Hardscape sets the scene for the new V&A museum in Dundee
There is not a lot of natural stone in the fabric of the spectacular new V&A Museum of Design in Dundee, the first project in the UK by Japanese architect Kengo Kuma. It is concrete, steel and glass. But there are acres of stone around the building and on some of the floors inside.
The hard landscaping around the new museum was supplied by Hardscape, which opened its first Scottish office in Edinburgh in February this year, although Aidan Baun, who now works from that office, already covered Scotland for Hardscape before the opening and says most of the stone for the V&A was supplied before the office in Edinburgh opened.
Hardscape also won the contract to supply the 1,200m2 of stone for the interior floors. The company is best known as a hard landscaping supplier, although Aidan says he is trying to get more internal flooring work. As Kilkenny Limestone was chosen for the floor and Hardscape supply it in the UK, it is understandable that te company was involved.
Hardscape also supplied a variety of materials for the 6,000m2 of hard landscaping at the new V&A Museum. The majority was its Kobra Chinese granite in various forms. The paving consists of 300mm wide units in various lengths to give a plank-like feature. The setts are 147mm x 300mm to allow them to work dimensionally with the 300mm wide planks.
There are also numerous benches in honed Kobra granite across the site.

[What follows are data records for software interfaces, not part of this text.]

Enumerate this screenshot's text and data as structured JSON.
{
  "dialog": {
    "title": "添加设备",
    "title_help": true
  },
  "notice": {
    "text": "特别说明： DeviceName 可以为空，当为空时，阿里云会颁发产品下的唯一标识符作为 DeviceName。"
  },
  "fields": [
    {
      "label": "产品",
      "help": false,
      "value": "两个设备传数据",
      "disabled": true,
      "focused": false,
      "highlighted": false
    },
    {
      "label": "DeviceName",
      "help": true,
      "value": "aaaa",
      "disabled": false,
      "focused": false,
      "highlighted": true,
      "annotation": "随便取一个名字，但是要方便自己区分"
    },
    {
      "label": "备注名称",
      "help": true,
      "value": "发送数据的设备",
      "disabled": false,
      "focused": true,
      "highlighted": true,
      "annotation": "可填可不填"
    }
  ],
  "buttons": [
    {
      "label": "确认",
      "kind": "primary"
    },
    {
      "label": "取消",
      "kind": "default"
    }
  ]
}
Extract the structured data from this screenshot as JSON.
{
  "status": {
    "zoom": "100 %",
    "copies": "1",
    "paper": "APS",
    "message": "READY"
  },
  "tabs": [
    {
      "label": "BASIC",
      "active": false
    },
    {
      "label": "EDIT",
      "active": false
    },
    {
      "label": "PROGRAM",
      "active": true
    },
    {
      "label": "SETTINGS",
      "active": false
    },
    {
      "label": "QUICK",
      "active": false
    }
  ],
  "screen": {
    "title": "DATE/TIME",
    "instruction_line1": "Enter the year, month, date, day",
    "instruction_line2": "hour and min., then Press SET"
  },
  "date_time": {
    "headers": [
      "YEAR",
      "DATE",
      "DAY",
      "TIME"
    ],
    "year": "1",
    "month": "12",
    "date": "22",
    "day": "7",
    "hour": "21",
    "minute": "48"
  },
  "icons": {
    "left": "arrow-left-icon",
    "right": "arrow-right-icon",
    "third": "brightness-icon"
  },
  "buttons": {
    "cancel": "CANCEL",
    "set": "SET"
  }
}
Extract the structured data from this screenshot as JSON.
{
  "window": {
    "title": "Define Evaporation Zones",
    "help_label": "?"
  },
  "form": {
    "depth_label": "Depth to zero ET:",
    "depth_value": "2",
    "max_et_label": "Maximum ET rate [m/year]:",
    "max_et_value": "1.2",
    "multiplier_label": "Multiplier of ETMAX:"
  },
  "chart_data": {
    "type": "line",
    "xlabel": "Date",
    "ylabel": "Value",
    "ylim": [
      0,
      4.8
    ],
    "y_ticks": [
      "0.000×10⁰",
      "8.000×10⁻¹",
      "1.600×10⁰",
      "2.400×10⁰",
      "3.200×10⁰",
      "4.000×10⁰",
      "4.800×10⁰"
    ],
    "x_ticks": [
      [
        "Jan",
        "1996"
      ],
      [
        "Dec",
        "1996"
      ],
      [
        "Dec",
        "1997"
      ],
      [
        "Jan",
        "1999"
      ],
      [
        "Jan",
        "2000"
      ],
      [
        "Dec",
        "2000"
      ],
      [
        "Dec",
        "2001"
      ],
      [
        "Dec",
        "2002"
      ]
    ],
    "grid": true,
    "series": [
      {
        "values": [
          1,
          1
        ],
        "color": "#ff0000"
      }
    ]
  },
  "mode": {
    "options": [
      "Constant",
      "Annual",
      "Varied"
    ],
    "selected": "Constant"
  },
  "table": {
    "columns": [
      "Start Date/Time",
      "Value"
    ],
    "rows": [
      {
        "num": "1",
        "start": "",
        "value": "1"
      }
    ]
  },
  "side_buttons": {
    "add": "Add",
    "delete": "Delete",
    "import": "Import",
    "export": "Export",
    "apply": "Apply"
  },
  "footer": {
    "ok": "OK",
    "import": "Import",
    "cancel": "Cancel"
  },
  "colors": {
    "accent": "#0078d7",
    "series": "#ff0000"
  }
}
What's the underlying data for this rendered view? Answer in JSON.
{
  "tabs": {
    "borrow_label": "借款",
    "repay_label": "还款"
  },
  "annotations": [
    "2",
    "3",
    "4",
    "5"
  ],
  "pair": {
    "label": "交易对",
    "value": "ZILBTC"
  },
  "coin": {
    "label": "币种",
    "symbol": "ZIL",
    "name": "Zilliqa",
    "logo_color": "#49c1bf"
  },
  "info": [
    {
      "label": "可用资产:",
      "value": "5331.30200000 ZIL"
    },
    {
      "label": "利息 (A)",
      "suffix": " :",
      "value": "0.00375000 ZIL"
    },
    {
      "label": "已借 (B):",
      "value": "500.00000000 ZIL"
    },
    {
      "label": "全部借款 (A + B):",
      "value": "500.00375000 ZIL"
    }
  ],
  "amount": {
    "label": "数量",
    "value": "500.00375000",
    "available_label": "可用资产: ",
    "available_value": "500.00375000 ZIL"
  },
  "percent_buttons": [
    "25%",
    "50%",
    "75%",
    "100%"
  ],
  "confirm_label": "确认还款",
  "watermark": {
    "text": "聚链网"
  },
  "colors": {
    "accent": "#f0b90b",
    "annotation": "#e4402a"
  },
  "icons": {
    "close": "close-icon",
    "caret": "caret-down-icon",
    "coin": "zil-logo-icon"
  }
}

The most complicated part of the scheme was the detail required around the water feature’s. There are three of them, involving a corduroy tactile element, a cladding facing piece, and a coping. Joints all had to line up on a radius. Hardscape was responsible for the detailing of more than 600 individual stones in each of the water features.
The company also continued a palette of materials it had supplied to the earlier Slessor Gardens phase of work at Dundee Waterfront. This included a three granite blend in the carriageway, comprising Pheno Grey, Jinan Blue, and Teezal granite.
Hardscape supplied tiling to the Museum itself. These are 300mm wide Carlow Blue Limestone planks specified to tie the internal and external schemes together.
The landscape architect at the V&A was Open (optimised environments) in Edinburgh and the stone was laid by civil engineer Careys at a cracking speed of up to 70-80m2 a day by two teams.
The V&A is part of a £1billion regeneration of this area of the River Tay, including the Slessor Gardens opposite.
Internal flooring in Kilkenny limestone was also supplied by Hardscape.